Three ways profs can help students build career skills

Female African American college student writing in a notebook with a laptop

Because of my role as director of undergraduate studies in my department, I know that students are thinking about building career skills before they even begin college. “What can she do with Spanish?” parents and students ask me during recruitment events. And in their very last moments in college, students are still balancing studies and careers: “Professor Abbott, I’ll miss class on Thursday because I have a job interview in Boston.”

What happens in between—from their freshman year to their final final exam—can help them increase their employability and purposefully prepare for it. But too often we think that’s the sole duty of the campus career center, advisors, and co-curricular offerings. Or we imagine that academics and careers are incompatible except in the business school and other professional programs.

Instead, I have learned from my teaching experience that we do not have to choose between strong academics and a focus on career skills. Every semester I integrate content about the professional world in my Spanish classes, and students delve into the learning because they are thirsty for guidance about how to imagine their lives after college and how to actually make that transition.

Building Career Skills

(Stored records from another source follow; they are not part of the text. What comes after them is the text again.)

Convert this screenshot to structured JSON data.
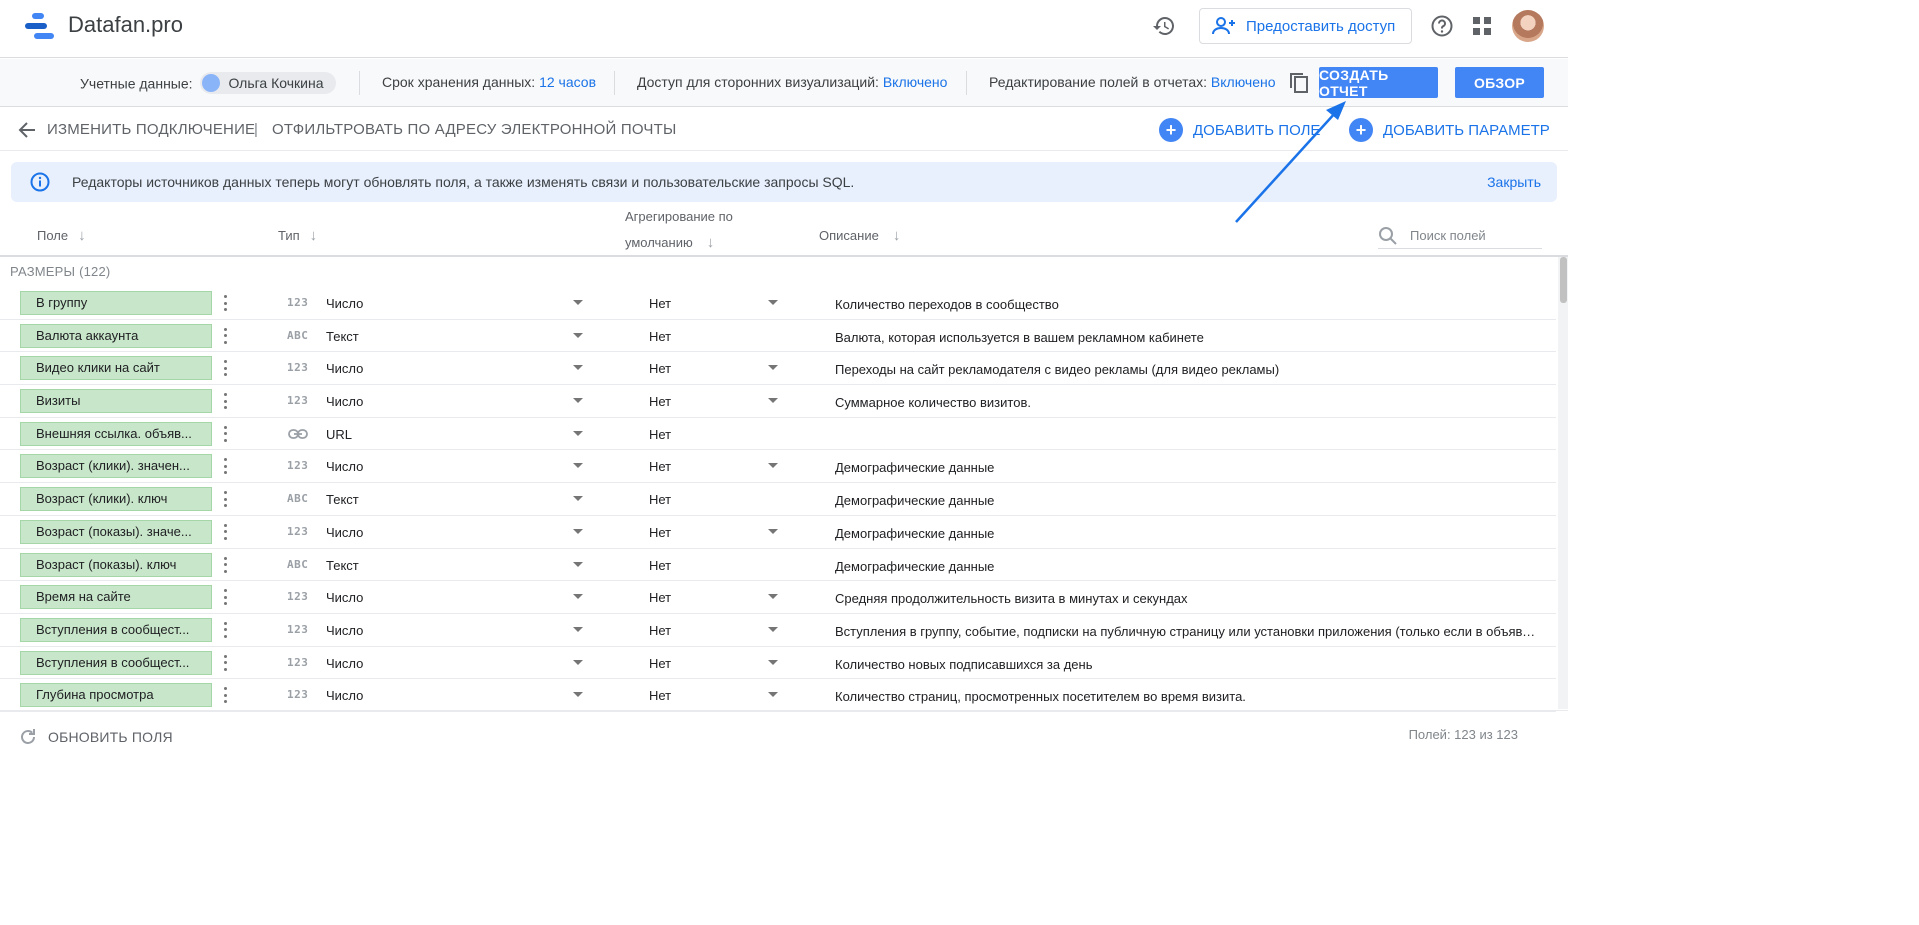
{
  "app": {
    "title": "Datafan.pro",
    "share_label": "Предоставить доступ"
  },
  "subbar": {
    "credentials_label": "Учетные данные:",
    "credentials_user": "Ольга Кочкина",
    "retention_label": "Срок хранения данных:",
    "retention_value": "12 часов",
    "third_party_label": "Доступ для сторонних визуализаций:",
    "third_party_value": "Включено",
    "field_edit_label": "Редактирование полей в отчетах:",
    "field_edit_value": "Включено",
    "create_report": "СОЗДАТЬ ОТЧЕТ",
    "overview": "ОБЗОР"
  },
  "actions": {
    "edit_connection": "ИЗМЕНИТЬ ПОДКЛЮЧЕНИЕ",
    "separator": "|",
    "filter_email": "ОТФИЛЬТРОВАТЬ ПО АДРЕСУ ЭЛЕКТРОННОЙ ПОЧТЫ",
    "add_field": "ДОБАВИТЬ ПОЛЕ",
    "add_param": "ДОБАВИТЬ ПАРАМЕТР"
  },
  "banner": {
    "text": "Редакторы источников данных теперь могут обновлять поля, а также изменять связи и пользовательские запросы SQL.",
    "close": "Закрыть"
  },
  "table": {
    "col_field": "Поле",
    "col_type": "Тип",
    "col_agg_line1": "Агрегирование по",
    "col_agg_line2": "умолчанию",
    "col_desc": "Описание",
    "search_placeholder": "Поиск полей",
    "section_label": "РАЗМЕРЫ (122)",
    "rows": [
      {
        "field": "В группу",
        "type_icon": "123",
        "type": "Число",
        "agg": "Нет",
        "agg_dd": true,
        "desc": "Количество переходов в сообщество"
      },
      {
        "field": "Валюта аккаунта",
        "type_icon": "ABC",
        "type": "Текст",
        "agg": "Нет",
        "agg_dd": false,
        "desc": "Валюта, которая используется в вашем рекламном кабинете"
      },
      {
        "field": "Видео клики на сайт",
        "type_icon": "123",
        "type": "Число",
        "agg": "Нет",
        "agg_dd": true,
        "desc": "Переходы на сайт рекламодателя с видео рекламы (для видео рекламы)"
      },
      {
        "field": "Визиты",
        "type_icon": "123",
        "type": "Число",
        "agg": "Нет",
        "agg_dd": true,
        "desc": "Суммарное количество визитов."
      },
      {
        "field": "Внешняя ссылка. объяв...",
        "type_icon": "link",
        "type": "URL",
        "agg": "Нет",
        "agg_dd": false,
        "desc": ""
      },
      {
        "field": "Возраст (клики). значен...",
        "type_icon": "123",
        "type": "Число",
        "agg": "Нет",
        "agg_dd": true,
        "desc": "Демографические данные"
      },
      {
        "field": "Возраст (клики). ключ",
        "type_icon": "ABC",
        "type": "Текст",
        "agg": "Нет",
        "agg_dd": false,
        "desc": "Демографические данные"
      },
      {
        "field": "Возраст (показы). значе...",
        "type_icon": "123",
        "type": "Число",
        "agg": "Нет",
        "agg_dd": true,
        "desc": "Демографические данные"
      },
      {
        "field": "Возраст (показы). ключ",
        "type_icon": "ABC",
        "type": "Текст",
        "agg": "Нет",
        "agg_dd": false,
        "desc": "Демографические данные"
      },
      {
        "field": "Время на сайте",
        "type_icon": "123",
        "type": "Число",
        "agg": "Нет",
        "agg_dd": true,
        "desc": "Средняя продолжительность визита в минутах и секундах"
      },
      {
        "field": "Вступления в сообщест...",
        "type_icon": "123",
        "type": "Число",
        "agg": "Нет",
        "agg_dd": true,
        "desc": "Вступления в группу, событие, подписки на публичную страницу или установки приложения (только если в объявлении..."
      },
      {
        "field": "Вступления в сообщест...",
        "type_icon": "123",
        "type": "Число",
        "agg": "Нет",
        "agg_dd": true,
        "desc": "Количество новых подписавшихся за день"
      },
      {
        "field": "Глубина просмотра",
        "type_icon": "123",
        "type": "Число",
        "agg": "Нет",
        "agg_dd": true,
        "desc": "Количество страниц, просмотренных посетителем во время визита."
      }
    ]
  },
  "footer": {
    "refresh": "ОБНОВИТЬ ПОЛЯ",
    "count": "Полей: 123 из 123"
  },
  "colors": {
    "accent": "#1a73e8",
    "primary_button": "#4285f4",
    "dimension_chip": "#c8e6c9",
    "banner_bg": "#e8f0fe"
  }
}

Spanish is not unique. You can teach any subject, even within the humanities, and at the same time help students develop skills and knowledge that are relevant to the work world. Here are a few examples from my teaching. Could you do the same exercises in your classes? How might you modify them to fit your specific area of expertise?

Cover letters. In the final exam for my course about social entrepreneurship, I swap the traditional analytical essay for a cover letter. I find a job ad that is relevant to the issues and skills students developed during the semester (or students provide an ad that is of particular interest to them), and they must write a professional quality cover letter that references the information taught and the projects they have completed. In some ways, this is an even more challenging task than an essay because their letters must be accurate, thorough, concrete, and yet very concise.

Facilitation. Many college courses require students to both write essays and give presentations. I like to give students an opportunity to take on a role that is different than a presenter yet equally important in professional contexts: facilitator. (If you or your students are unfamiliar with facilitators and their work, many videos, like this one, are available online.) All students come to class having read the same text, and it is the job of the student facilitator to ask insightful, open-ended questions; direct students to react to each other’s comments to build a connected discussion; draw out insights from all students; and reach conclusions. More than just showing what they know, students who facilitate demonstrate their ability to formulate their own questions about a text and create a sustained, collaborative analysis. (You can find my rubric for this assignment in this syllabus.)

Tech skills. Liberal arts students are a hot commodity in the high-tech job market nowadays. If our courses add some technology alongside liberal arts learning, we can give students an even stronger edge. I do this with YouTube videos. First I ask students to view videos from our local public access television station. Then they create metadata that makes those videos more accessible to the people who could use the information the most. (You can read the details for this lesson on my blog.) Imagine a Spanish student in a job interview talking about SEO and metadata—in either language! You yourself don’t have to be an expert in technology to do a similar project. My PhD is in Spanish literature after all. But if you truly do not know where to begin with an assignment like this, partner with the educational technology experts on your campus.

We all design our courses to build students’ knowledge base, critical thinking skills, and a number of other academic outcomes. The only difference when you integrate professional tasks and career-related content into your courses is that students have the bonus of walking away with concrete experiences and skills that directly translate into the working world.

  • One of my students submitted the cover letter for the final exam to me and to the company. They offered her a Skype interview and then the job.
  • Another student saved the portfolio required for one of my courses and used it during her job interviews. She told me they oohed and awed—and she had to choose between several offers.
  • This week I received a message from a student who graduated several years ago telling me that he wouldn’t have the career he has today if it weren’t for my courses.

These results give me a lot to talk about when the next set of students and parents ask me, “But what can my child do with a degree in Spanish?”

If you would like to see more about increasing employability by embedding career-based issues within the course content, you can see my webinar.


About the Author
Dr. Annie Abbott

Dr. Annie Abbott

Dr. Annie Abbott is director of undergraduate studies in the Department of Spanish and Portuguese at the University of Illinois, Urbana-Champaign. Her teaching, research and publications focus on community service learning (CSL), social entrepreneurship, and business Spanish, with a growing attention to advocacy and civic engagement. By combining LSP and CSL, her students apply and refine their learning while meeting community-identified needs. She is the author of Comunidades: Más allá del aula and co-author of Día a día: De lo personal a lo profesional.